--- EXERCISE PROMPT ---
Go through the listing and copy each line with the string "text".

##########

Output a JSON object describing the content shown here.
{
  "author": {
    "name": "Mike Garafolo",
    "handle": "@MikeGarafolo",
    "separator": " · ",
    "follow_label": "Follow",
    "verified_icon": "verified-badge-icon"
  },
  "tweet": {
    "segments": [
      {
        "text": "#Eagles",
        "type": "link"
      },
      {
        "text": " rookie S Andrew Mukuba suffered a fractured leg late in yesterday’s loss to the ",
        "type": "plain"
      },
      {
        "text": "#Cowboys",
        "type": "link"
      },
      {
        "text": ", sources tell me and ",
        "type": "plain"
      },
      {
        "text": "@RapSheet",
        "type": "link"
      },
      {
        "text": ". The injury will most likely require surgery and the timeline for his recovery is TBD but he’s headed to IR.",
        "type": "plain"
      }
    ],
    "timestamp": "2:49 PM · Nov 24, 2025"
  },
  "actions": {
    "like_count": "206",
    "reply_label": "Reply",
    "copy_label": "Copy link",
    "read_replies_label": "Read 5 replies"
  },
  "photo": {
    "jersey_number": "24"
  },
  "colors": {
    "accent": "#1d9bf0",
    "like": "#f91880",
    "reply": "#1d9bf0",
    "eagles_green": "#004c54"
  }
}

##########

--- WRITTEN RESPONSE ---
        "text": "#Eagles",
        "text": " rookie S Andrew Mukuba suffered a fractured leg late in yesterday’s loss to the ",
        "text": "#Cowboys",
        "text": ", sources tell me and ",
        "text": "@RapSheet",
        "text": ". The injury will most likely require surgery and the timeline for his recovery is TBD but he’s headed to IR.",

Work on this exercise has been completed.